Print every entry exactly as written and exclude all images.

=== Records for processing ===

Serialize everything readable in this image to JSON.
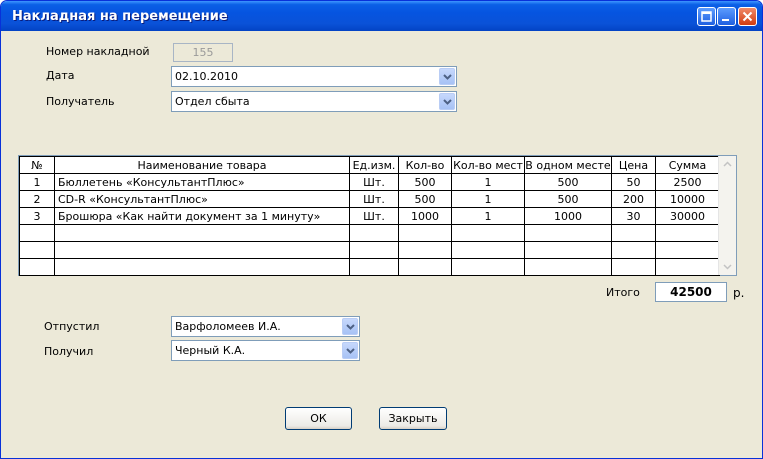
{
  "window": {
    "title": "Накладная на перемещение"
  },
  "form": {
    "invoice_number_label": "Номер накладной",
    "invoice_number_value": "155",
    "date_label": "Дата",
    "date_value": "02.10.2010",
    "recipient_label": "Получатель",
    "recipient_value": "Отдел сбыта"
  },
  "table": {
    "headers": [
      "№",
      "Наименование товара",
      "Ед.изм.",
      "Кол-во",
      "Кол-во мест",
      "В одном месте",
      "Цена",
      "Сумма"
    ],
    "rows": [
      [
        "1",
        "Бюллетень «КонсультантПлюс»",
        "Шт.",
        "500",
        "1",
        "500",
        "50",
        "2500"
      ],
      [
        "2",
        "CD-R «КонсультантПлюс»",
        "Шт.",
        "500",
        "1",
        "500",
        "200",
        "10000"
      ],
      [
        "3",
        "Брошюра «Как найти документ за 1 минуту»",
        "Шт.",
        "1000",
        "1",
        "1000",
        "30",
        "30000"
      ],
      [
        "",
        "",
        "",
        "",
        "",
        "",
        "",
        ""
      ],
      [
        "",
        "",
        "",
        "",
        "",
        "",
        "",
        ""
      ],
      [
        "",
        "",
        "",
        "",
        "",
        "",
        "",
        ""
      ]
    ]
  },
  "total": {
    "label": "Итого",
    "value": "42500",
    "currency": "р."
  },
  "signatures": {
    "released_label": "Отпустил",
    "released_value": "Варфоломеев И.А.",
    "received_label": "Получил",
    "received_value": "Черный К.А."
  },
  "buttons": {
    "ok_label": "ОК",
    "close_label": "Закрыть"
  },
  "icons": {
    "maximize": "maximize-icon",
    "minimize": "minimize-icon",
    "close": "close-icon",
    "dropdown": "chevron-down-icon",
    "scroll_up": "scroll-up-icon",
    "scroll_down": "scroll-down-icon"
  },
  "colors": {
    "titlebar": "#0654e0",
    "window_bg": "#ece9d8",
    "close_button": "#d23c10"
  }
}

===

● **Solved exercise**
Serialize everything readable in this image to JSON.
{
  "window": {
    "title": "Накладная на перемещение"
  },
  "form": {
    "invoice_number_label": "Номер накладной",
    "invoice_number_value": "155",
    "date_label": "Дата",
    "date_value": "02.10.2010",
    "recipient_label": "Получатель",
    "recipient_value": "Отдел сбыта"
  },
  "table": {
    "headers": [
      "№",
      "Наименование товара",
      "Ед.изм.",
      "Кол-во",
      "Кол-во мест",
      "В одном месте",
      "Цена",
      "Сумма"
    ],
    "rows": [
      [
        "1",
        "Бюллетень «КонсультантПлюс»",
        "Шт.",
        "500",
        "1",
        "500",
        "50",
        "2500"
      ],
      [
        "2",
        "CD-R «КонсультантПлюс»",
        "Шт.",
        "500",
        "1",
        "500",
        "200",
        "10000"
      ],
      [
        "3",
        "Брошюра «Как найти документ за 1 минуту»",
        "Шт.",
        "1000",
        "1",
        "1000",
        "30",
        "30000"
      ],
      [
        "",
        "",
        "",
        "",
        "",
        "",
        "",
        ""
      ],
      [
        "",
        "",
        "",
        "",
        "",
        "",
        "",
        ""
      ],
      [
        "",
        "",
        "",
        "",
        "",
        "",
        "",
        ""
      ]
    ]
  },
  "total": {
    "label": "Итого",
    "value": "42500",
    "currency": "р."
  },
  "signatures": {
    "released_label": "Отпустил",
    "released_value": "Варфоломеев И.А.",
    "received_label": "Получил",
    "received_value": "Черный К.А."
  },
  "buttons": {
    "ok_label": "ОК",
    "close_label": "Закрыть"
  },
  "icons": {
    "maximize": "maximize-icon",
    "minimize": "minimize-icon",
    "close": "close-icon",
    "dropdown": "chevron-down-icon",
    "scroll_up": "scroll-up-icon",
    "scroll_down": "scroll-down-icon"
  },
  "colors": {
    "titlebar": "#0654e0",
    "window_bg": "#ece9d8",
    "close_button": "#d23c10"
  }
}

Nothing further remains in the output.